Friday, June 09, 2006

We Knew this Day Would Come

We found out tonight that J. Papelbon is not invincible. He's not going to save every game he comes into this year. He's not going to have a 0.01 ERA this season (although his ERA is still an anemic 0.30) but that's okay because he's human and a rookie I might add. Considering the fact that he blew his first save in 21 attempts, it's a nice consolation prize knowing that he came back and won the game (props to Msrs. Lowell and Ramirez). He also did it in dominant fashion, striking out the side in the 9th in the pouring rain.

Taking a step back, I'm somewhat in awe of the aura that has already enveloped Papelbon. In just a third of a season, he's become our Mo Rivera. I know I'm getting ahead of myself given Mo's impressive track record, not to mention World Series trophies, but my point is that he instills that kind of confidence. When Papelbon comes into a game, there's a collective sigh of relief from the Red Sox Nation. We ASSUME that Papelbon is going to come in and shut the door in any close game because he's done it -- and many cases with ease -- in 20 straight games.

On the flip side of that coin, what has happened to Randy Johnson? He has become the anti-dominant pitcher. To steal a line from Seinfeld, he's become bizarro Randy Johnson, giving up home runs like candy while striking out very few. Last night he coughed up six runs in four innings. I have to believe that somethings not right with the Big Unit because you don't go from being a 300 strike out/season guy to a mediocre pitcher who has trouble with the long ball almost overnight. I know the experts are saying that it's age catching up with him but I'm not buying it. He's either tipping his pitches or he's injured. I'm not an RJ fan in any way shape or form but you have to feel for the big dork. He comes to NYC to become their new pitching messiah and ends up falling short while collecting a tidy $16 million/year.

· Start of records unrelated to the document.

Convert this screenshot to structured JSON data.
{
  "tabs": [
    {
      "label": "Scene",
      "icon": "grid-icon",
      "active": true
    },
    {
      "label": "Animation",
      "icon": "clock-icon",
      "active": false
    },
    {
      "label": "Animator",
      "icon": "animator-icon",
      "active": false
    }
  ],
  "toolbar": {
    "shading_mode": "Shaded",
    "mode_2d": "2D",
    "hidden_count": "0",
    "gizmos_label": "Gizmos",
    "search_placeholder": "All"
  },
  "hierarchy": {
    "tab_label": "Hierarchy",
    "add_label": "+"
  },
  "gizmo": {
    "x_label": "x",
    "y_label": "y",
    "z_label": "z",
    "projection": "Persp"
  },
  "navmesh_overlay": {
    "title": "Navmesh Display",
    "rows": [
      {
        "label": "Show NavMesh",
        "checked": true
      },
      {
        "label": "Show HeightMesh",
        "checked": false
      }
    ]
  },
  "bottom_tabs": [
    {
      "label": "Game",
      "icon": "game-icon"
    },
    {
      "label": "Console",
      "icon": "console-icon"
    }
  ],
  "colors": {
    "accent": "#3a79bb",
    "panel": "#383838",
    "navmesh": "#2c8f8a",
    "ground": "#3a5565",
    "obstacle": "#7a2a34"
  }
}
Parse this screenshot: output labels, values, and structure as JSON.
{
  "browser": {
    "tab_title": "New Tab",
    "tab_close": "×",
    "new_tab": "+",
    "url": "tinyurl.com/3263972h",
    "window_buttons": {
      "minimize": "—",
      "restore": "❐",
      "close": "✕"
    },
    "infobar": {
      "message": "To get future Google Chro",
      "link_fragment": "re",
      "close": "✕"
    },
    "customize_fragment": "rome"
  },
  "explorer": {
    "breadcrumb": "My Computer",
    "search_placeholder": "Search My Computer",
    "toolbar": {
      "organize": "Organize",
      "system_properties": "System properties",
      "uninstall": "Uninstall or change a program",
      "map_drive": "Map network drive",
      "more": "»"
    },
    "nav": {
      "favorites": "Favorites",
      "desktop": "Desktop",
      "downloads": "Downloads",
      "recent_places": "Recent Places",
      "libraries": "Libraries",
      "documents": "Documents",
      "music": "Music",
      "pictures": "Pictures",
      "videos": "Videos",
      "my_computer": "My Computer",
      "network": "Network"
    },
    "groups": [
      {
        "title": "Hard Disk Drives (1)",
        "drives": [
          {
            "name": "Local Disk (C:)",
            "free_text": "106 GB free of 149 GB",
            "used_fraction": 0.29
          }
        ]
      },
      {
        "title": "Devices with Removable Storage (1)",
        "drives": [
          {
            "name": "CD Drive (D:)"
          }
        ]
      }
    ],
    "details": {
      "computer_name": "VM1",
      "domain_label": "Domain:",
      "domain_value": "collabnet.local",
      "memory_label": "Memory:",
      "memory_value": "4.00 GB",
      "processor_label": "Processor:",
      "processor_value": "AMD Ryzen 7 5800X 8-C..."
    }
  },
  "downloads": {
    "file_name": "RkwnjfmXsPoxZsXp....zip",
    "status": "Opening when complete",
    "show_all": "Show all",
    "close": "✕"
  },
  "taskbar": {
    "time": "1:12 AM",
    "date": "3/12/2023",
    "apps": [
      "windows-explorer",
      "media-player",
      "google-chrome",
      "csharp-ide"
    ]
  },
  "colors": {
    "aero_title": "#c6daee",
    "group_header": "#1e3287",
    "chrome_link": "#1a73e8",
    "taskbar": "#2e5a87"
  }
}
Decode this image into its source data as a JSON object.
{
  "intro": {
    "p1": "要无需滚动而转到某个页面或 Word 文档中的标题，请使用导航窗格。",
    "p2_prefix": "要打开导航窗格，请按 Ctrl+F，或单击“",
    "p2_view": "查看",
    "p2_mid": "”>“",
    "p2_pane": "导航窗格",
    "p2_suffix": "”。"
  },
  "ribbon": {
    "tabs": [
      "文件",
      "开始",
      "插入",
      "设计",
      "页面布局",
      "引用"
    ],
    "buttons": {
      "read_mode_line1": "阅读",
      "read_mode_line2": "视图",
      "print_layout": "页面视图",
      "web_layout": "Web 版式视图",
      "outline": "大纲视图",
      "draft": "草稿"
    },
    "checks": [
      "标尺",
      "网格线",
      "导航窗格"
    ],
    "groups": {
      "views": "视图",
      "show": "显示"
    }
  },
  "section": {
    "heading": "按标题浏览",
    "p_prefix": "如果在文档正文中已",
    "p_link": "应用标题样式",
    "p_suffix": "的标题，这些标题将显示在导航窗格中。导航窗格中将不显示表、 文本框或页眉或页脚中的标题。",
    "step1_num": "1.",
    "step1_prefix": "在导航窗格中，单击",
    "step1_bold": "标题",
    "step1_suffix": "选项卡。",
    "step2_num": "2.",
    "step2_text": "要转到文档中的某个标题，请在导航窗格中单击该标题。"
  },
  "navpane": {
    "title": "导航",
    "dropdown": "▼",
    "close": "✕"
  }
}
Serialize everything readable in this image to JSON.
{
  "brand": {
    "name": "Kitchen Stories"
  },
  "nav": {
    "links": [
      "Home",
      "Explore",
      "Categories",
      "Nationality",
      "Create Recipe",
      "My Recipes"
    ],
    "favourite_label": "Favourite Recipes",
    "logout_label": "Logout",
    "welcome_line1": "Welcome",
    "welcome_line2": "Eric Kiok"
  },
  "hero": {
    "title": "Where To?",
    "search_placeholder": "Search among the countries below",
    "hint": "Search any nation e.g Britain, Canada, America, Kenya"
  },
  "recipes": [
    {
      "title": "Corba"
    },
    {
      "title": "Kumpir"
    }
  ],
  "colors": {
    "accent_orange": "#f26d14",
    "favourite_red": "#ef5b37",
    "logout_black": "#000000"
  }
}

And now, back to our regularly scheduled programming... Why is that the Sox pick one pitcher every year that they just don't score runs for. Roger Clemens was the original benefactor of this dubious award. Then it was Pedro. Now it seems to be Wakefield, also a bizarro situation given his healthy run support over the last few years in Boston. My theory used to be that for guys like Clemens and Pedro, the Sox offense sort of felt like they could take the night off given the dominant pitching efforts they expected. I'm sure it didn't help that since both Rocket and Petey were aces, they (and the Red Sox offense) were usually facing off against the other teams ace. That's obviously not the case this year so it's truly hard to explain.

In spite of the quasi-lack of run support last night (thank goodness for Trot having a hot bat last night in a 4-4 effort), it was a nice win. It smelled like a potential loss after they jumped out to an early lead on Trot's three run dinger, only to see that lead dwindle in the third on Young's monster home run. You gotta love their defense (thanks Theo!) and a fairly solid bullpen. Last year, they would have lost this game but this is a different year with a different (uber) closer. Here's hoping that Papelbon can start another 20+ save streak today against the Rangers.

1 comment:

dienasty said...

I feel dummber for having read this article.